The Wall Street Journal reported this week that a Chicago suburb recently became the first city in the country to start paying reparations payments to black citizens for discrimination and restricted housing options.
By the end of this year, the city of Evanston, Illinois, would provide $25,000 to about 140 residents, according to the source.
The city of around 75,000 people adopted a $10 million reparations package in 2019 that would be paid out over a ten-year period. According to the Evanston Round Table, the city was already paying out compensation to sixteen eligible residents.
To be eligible for the benefits, a person had to have reached the age of 18 and have lived in the city between 1919 and 1969.
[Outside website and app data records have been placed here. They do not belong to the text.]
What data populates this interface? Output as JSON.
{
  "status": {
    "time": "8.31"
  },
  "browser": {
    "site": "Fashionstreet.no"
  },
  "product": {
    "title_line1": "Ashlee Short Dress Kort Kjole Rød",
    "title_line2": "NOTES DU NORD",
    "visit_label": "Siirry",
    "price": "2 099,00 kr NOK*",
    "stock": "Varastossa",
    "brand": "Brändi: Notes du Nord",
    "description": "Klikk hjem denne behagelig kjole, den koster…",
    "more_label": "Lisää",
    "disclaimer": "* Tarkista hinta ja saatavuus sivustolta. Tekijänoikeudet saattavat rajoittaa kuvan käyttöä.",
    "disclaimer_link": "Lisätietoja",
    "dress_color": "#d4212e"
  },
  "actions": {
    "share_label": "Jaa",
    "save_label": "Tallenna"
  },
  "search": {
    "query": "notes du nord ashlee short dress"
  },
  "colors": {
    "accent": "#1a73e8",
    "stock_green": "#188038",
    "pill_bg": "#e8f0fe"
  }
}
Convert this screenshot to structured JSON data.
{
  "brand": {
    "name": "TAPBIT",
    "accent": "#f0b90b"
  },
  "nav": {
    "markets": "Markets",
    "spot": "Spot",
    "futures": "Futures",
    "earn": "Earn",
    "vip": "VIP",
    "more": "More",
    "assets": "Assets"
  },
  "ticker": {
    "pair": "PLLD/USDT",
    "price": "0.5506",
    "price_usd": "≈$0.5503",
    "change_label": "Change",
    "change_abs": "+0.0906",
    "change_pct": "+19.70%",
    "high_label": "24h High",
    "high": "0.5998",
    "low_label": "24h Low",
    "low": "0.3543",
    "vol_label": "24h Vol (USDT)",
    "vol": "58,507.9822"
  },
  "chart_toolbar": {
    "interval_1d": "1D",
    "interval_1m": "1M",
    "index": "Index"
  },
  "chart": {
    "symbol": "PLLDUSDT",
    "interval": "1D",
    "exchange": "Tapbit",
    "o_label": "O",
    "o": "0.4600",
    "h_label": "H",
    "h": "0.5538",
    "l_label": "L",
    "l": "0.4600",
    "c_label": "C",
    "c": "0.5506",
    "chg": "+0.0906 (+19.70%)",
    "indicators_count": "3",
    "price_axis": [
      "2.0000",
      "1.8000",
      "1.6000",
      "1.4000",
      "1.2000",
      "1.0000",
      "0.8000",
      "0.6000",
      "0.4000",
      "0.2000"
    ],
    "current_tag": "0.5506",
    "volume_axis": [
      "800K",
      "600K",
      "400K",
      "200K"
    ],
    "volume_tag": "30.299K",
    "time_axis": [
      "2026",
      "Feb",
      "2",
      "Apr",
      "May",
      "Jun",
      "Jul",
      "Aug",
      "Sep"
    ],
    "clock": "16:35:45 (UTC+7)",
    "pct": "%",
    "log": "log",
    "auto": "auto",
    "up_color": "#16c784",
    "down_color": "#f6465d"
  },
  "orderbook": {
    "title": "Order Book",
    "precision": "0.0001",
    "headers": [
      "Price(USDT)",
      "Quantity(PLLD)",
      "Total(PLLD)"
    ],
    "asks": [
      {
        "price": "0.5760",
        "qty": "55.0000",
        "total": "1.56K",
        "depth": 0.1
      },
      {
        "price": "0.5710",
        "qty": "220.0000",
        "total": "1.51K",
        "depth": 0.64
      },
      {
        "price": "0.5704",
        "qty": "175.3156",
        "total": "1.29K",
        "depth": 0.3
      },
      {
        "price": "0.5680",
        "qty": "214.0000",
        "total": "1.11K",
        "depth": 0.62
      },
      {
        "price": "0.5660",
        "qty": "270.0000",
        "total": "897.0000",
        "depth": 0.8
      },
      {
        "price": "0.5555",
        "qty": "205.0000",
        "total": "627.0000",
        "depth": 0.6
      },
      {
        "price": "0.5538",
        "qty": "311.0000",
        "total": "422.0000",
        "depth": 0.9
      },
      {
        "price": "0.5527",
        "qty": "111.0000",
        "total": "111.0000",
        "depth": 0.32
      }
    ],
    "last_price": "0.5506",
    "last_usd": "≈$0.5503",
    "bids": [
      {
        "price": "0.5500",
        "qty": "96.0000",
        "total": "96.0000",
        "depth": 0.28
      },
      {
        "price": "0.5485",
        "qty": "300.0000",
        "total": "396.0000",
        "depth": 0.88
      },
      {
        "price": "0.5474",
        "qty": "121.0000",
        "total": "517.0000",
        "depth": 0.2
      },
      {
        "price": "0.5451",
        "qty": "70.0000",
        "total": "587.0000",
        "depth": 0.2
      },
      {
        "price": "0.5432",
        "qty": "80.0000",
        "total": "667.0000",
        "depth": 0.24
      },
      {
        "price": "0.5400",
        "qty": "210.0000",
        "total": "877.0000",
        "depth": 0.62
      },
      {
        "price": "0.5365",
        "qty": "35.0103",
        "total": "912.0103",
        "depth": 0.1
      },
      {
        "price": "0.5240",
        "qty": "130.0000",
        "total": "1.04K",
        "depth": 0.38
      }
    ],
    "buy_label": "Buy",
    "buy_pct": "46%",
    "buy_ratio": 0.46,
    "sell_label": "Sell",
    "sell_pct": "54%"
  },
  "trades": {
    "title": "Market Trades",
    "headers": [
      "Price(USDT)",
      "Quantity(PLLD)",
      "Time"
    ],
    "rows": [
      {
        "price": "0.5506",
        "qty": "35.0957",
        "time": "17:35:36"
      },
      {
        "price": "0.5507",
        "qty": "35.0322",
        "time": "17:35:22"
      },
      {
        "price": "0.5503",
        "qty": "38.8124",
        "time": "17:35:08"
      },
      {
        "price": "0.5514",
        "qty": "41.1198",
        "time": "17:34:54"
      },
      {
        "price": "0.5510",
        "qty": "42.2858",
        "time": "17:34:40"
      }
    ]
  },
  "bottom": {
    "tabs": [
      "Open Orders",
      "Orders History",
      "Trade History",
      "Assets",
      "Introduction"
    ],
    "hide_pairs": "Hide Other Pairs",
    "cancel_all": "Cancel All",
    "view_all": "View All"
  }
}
Reparations, which are meant to come from marijuana along with real estate transfer taxes, are being offered by the city in the form of cash or vouchers.
The Evanston Round Table did point out that once the city’s second dispensary’s opening was postponed, marijuana sales tax income decreased. The opening of a second store in September will aid in funding the reparations program.
City officials estimate that Evanston’s graduated property transfer tax will contribute to the overall program’s funding. Tasheik Kerr, the city manager’s assistant in Evanston, reported that money has already been raised totaling $1,188,000 to pay for restitution payments.
The Thurgood Marshall Civil Rights Center director at Howard University, Justin Hansford, described the city’s reparations program as “a trial run for the entire country.”
Some people are still dissatisfied with the payouts, despite the fact that the city was the first in the nation to disperse money.
Bennett Johnson, an area resident and civil rights activist, claimed that the city’s cutoff year of 1969 was “totally arbitrary” notwithstanding the passage of a fair-housing statute at that time.
According to the Evanston Round Table, Johnson said that black people continue to be “hurt” and subjected to “discrimination.” He said that the payments were insufficient.
Johnson said, “I think Evanston is lowering the capacity of Black people to achieve things for themselves, just as we’ve been doing in the past. We could see that, if we don’t give Black people control of things, we are only repeating our previous behavior.”
Ramona Burton, one of the people who received compensation, on the other hand, said that she thought the payment was “a good start.”
She said, “It’s far better than a blank.”